There's so much to enjoy about the bright, quick-witted, gorgeously mounted musical Funny Face that's it's hard to know where to start. Sure, you can't get anywhere with it if you're rattled by the slow-brewing romance between 28-year-old Hepburn's dowdy, intellectual bookshop clerk and 58-year-old Fred Astaire's urbane fashion photographer (based on real-life shutterman Richard Avedon). Never mind that their embodiment of the movie's stodgy 1950s conservatism and easy anti-intellectualism -- girls don't need brains, we discover, just hot bods, husbands, and upscale wardrobes -- can clunk like a tin can in the dryer. But hey, we're talking Audrey Hepburn and Fred Astaire, so that's some mighty elegant slack we're willing to cut here. Their Cinderella story that transforms bookish bohemian Hepburn into a glamorous international supermodel who's the toast of "Paree" is old hat, but in this case we'll allow that it's one great-looking and entertaining hat.

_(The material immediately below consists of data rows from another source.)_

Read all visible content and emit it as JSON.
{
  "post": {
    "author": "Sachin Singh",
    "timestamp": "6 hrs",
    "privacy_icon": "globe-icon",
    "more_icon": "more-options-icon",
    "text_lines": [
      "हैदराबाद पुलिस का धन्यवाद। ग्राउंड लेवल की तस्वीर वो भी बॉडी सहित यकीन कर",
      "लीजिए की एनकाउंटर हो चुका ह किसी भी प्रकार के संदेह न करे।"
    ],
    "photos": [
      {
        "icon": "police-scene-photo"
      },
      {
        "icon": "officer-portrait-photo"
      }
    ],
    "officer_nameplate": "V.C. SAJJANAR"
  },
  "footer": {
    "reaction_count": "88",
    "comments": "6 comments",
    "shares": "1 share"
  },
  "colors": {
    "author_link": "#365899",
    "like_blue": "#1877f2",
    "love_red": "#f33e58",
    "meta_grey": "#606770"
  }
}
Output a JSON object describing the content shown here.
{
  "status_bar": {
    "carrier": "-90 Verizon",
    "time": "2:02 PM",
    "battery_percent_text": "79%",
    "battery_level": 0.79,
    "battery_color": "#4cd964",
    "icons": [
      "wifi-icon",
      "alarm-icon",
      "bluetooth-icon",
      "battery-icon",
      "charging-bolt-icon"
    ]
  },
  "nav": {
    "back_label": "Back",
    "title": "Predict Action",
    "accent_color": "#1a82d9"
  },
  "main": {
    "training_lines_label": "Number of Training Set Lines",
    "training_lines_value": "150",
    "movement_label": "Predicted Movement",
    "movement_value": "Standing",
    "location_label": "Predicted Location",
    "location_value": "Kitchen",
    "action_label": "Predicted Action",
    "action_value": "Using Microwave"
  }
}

Even besides the Hepburn-Astaire equation, we get music by the Gershwins and direction by Stanley Donen (Singin' in the Rain). We find revelations in Kay Thompson as the brassy editor of a fashion magazine -- that whole industry gets a barbed spoofing in the film, highlighted by the musical montage "Think Mink" -- and her high-kicking duet with Astaire in the "Clap Yo' Hands" number is a showstopper. Astaire's song-and-dance solo with an umbrella and cape, to Gershwin's "Let's Kiss and Make Up," likewise shows us that the vintage hoofer still had the moves in the final years of his career. And then there's Hepburn, whose fervent young bookworm from Greenwich Village gets the butterfly upgrade with extravagant Parisian chic and Givenchy haute couture. Well, what's being a Hollywood icon all about, anyway?
But no doubt Funny Face's best-remembered sequence is Hepburn's jazz dance in a beatniks-and-bebop nightclub. We can forgive The Gap for pirating it for their Skinny Black Pant commercials:
Paramount's two-disc, newly remastered Centennial Collection DVD delivers the film with a sparkling transfer and strong Dolby Digital 5.1 audio. The extras here tend toward the fluffy (really, do we need the short puff pieces on Paris, the VistaVision process, and the fashion industry?), but a worthwhile addition is the half-hour appreciation of actress-artist-dancer-singer Kay Thompson, with testimonials from the likes of goddaughter Liza Minnelli and biographer Sam Irvin. "Paramount in the '50s" is ten minutes of the expected self-promoting rah-rah, but fans of Funny Face will have plenty to see in the three click-through photo galleries of behind-the-scenes shots and promotional art. As with Breakfast at Tiffany's, the box includes an illustrated eight-page booklet with production info and color photos.